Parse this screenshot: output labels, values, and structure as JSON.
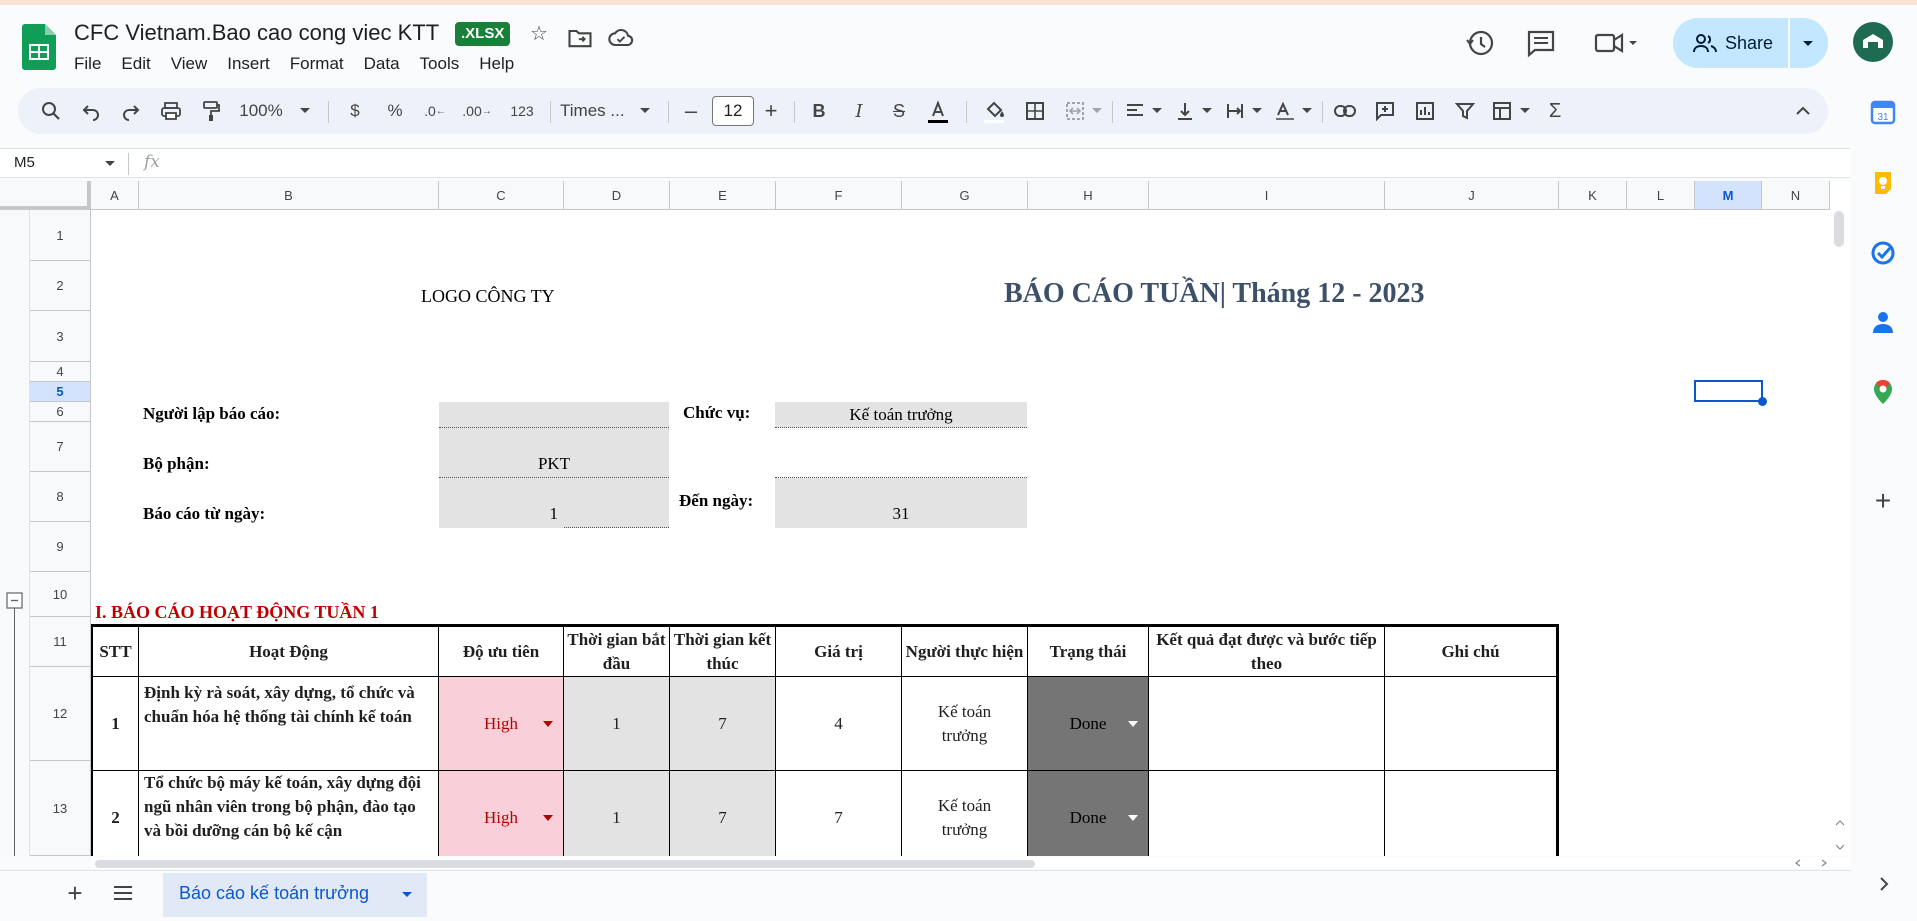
{
  "app": {
    "title": "CFC Vietnam.Bao cao cong viec KTT",
    "badge": ".XLSX",
    "menu": [
      "File",
      "Edit",
      "View",
      "Insert",
      "Format",
      "Data",
      "Tools",
      "Help"
    ],
    "share_label": "Share",
    "colors": {
      "brand": "#188038",
      "accent": "#0b57d0",
      "share_bg": "#c2e7ff"
    }
  },
  "toolbar": {
    "zoom": "100%",
    "currency": "$",
    "percent": "%",
    "dec_decrease": ".0",
    "dec_increase": ".00",
    "number_format": "123",
    "font": "Times ...",
    "font_size": "12"
  },
  "formula_bar": {
    "name_box": "M5",
    "fx": "fx"
  },
  "grid": {
    "columns": [
      "A",
      "B",
      "C",
      "D",
      "E",
      "F",
      "G",
      "H",
      "I",
      "J",
      "K",
      "L",
      "M",
      "N"
    ],
    "rows": [
      "1",
      "2",
      "3",
      "4",
      "5",
      "6",
      "7",
      "8",
      "9",
      "10",
      "11",
      "12",
      "13"
    ],
    "selected_cell": "M5"
  },
  "sheet": {
    "logo_text": "LOGO CÔNG TY",
    "report_title": "BÁO CÁO TUẦN| Tháng 12 - 2023",
    "fields": {
      "reporter_label": "Người lập báo cáo:",
      "position_label": "Chức vụ:",
      "position_value": "Kế toán trưởng",
      "dept_label": "Bộ phận:",
      "dept_value": "PKT",
      "from_label": "Báo cáo từ ngày:",
      "from_value": "1",
      "to_label": "Đến ngày:",
      "to_value": "31"
    },
    "section_title": "I. BÁO CÁO HOẠT ĐỘNG TUẦN 1",
    "table": {
      "headers": [
        "STT",
        "Hoạt Động",
        "Độ ưu tiên",
        "Thời gian bắt đầu",
        "Thời gian kết thúc",
        "Giá trị",
        "Người thực hiện",
        "Trạng thái",
        "Kết quả đạt được và bước tiếp theo",
        "Ghi chú"
      ],
      "rows": [
        {
          "stt": "1",
          "activity": "Định kỳ rà soát, xây dựng, tổ chức và chuẩn hóa hệ thống tài chính kế toán",
          "priority": "High",
          "start": "1",
          "end": "7",
          "value": "4",
          "owner": "Kế toán trưởng",
          "status": "Done",
          "result": "",
          "note": ""
        },
        {
          "stt": "2",
          "activity": "Tổ chức bộ máy kế toán, xây dựng đội ngũ nhân viên trong bộ phận, đào tạo và bồi dưỡng cán bộ kế cận",
          "priority": "High",
          "start": "1",
          "end": "7",
          "value": "7",
          "owner": "Kế toán trưởng",
          "status": "Done",
          "result": "",
          "note": ""
        }
      ]
    }
  },
  "sheet_tab": {
    "label": "Báo cáo kế toán trưởng"
  }
}
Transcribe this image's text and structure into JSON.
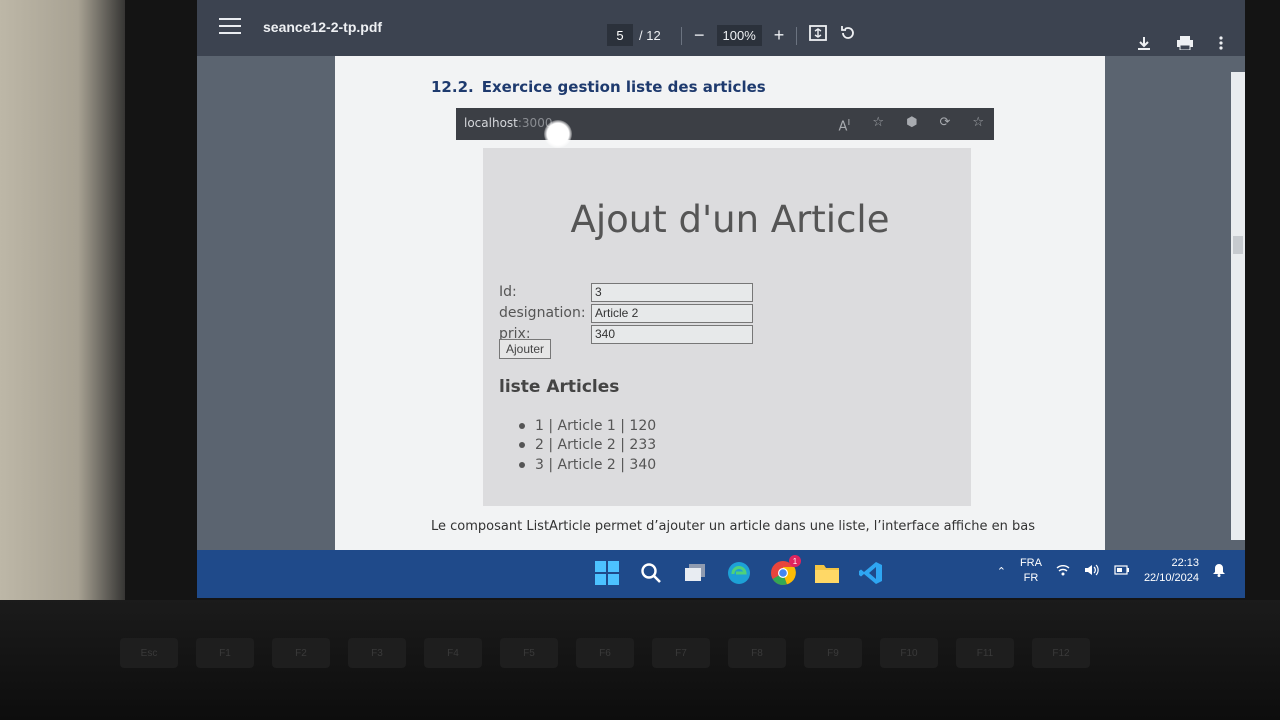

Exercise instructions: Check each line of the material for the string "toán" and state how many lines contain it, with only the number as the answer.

Response area: 6